The decision as to how many to have printed was a difficult one, since no one had ever published a book about South West grassroots motorsport before so there were no examples to follow. I had to rely on my gut feeling and the advice of a couple of professional motoring writers that I knew. Next I needed a printer and, guided by Richard, met up with Burridge Printers of North Tawton who quoted me for printing and binding 500 and 750 copies. Because the difference in cost between the two was quite small, I opted for the larger figure. This was an investment of several thousand pounds, but an investment that I felt sure I could recover – it was never the intention that the enterprise would make a profit.
When it finally arrived, the end result was better than anticipated. It was a hefty tome of some 330 A4 pages and even in paperback format, weighed just over 3 lbs. Now the matter of selling the thing was foremost in my mind.
Thankfully, 40 years of my working life had been spent with one of the Westcountry’s leading self-catering holiday providers, so marketing was something I had witnessed and been involved in on a daily basis. I am also very fortunate to be living next door to one of the best graphic designers in the area, Steve Nuth of this magazine, and he provided me with an excellent advertising backdrop.

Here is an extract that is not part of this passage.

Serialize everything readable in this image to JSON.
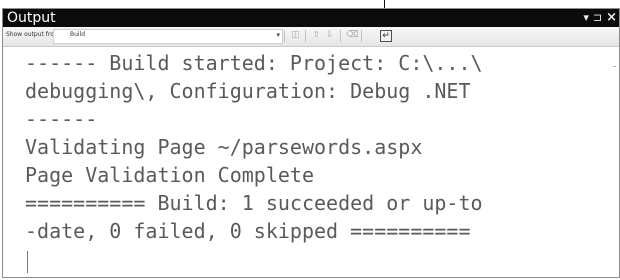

For over 20 years I have been the proud owner of my own personal web domain, www.patjennings.com which came into its own during this campaign and I found that social media is not just for the young – in fact Facebook has been my major marketing medium for the past 14 months.
Promotional copies were sent to all the leading motor clubs in the South West, who gave me reviews in their monthly magazines, I had arranged personal interviews with our own North Devon Voice Radio, with Radio Devon and with Radio Cornwall, I was given excellent book reviews by two national Motorsport publications, Autosport and Speedscene, and I had arranged book signings at numerous events beginning with the launch at the Werrington Hillclimb, near Launceston where the idea of such a book was conceived. This was followed with signings at Wiscombe Park, Honiton, Tregrehan Hill, St Austell, Sugworthy Circuit, High Bickington and at Castle Hillclimb, Lostwithiel.
In just over a year, two thirds of the books have been sold and I am now giving a donation per copy to a voluntary body without which there would be little or no racing in the area – West Country Rescue. I am also approaching my break-even point and when that arrives, there will be that same feeling that I had when the printed copies first arrived – a sense of achievement.
For fear of being accused of blowing my own trumpet, I am going to say that all this isn’t too bad for man in his very late 70’s, although maybe I could be used as an example that one is never too old to have a go. After all, how do we ever know what we can achieve unless we try? This, reader, is one of the many Joys of Retirement.
©Pat Jennings 2023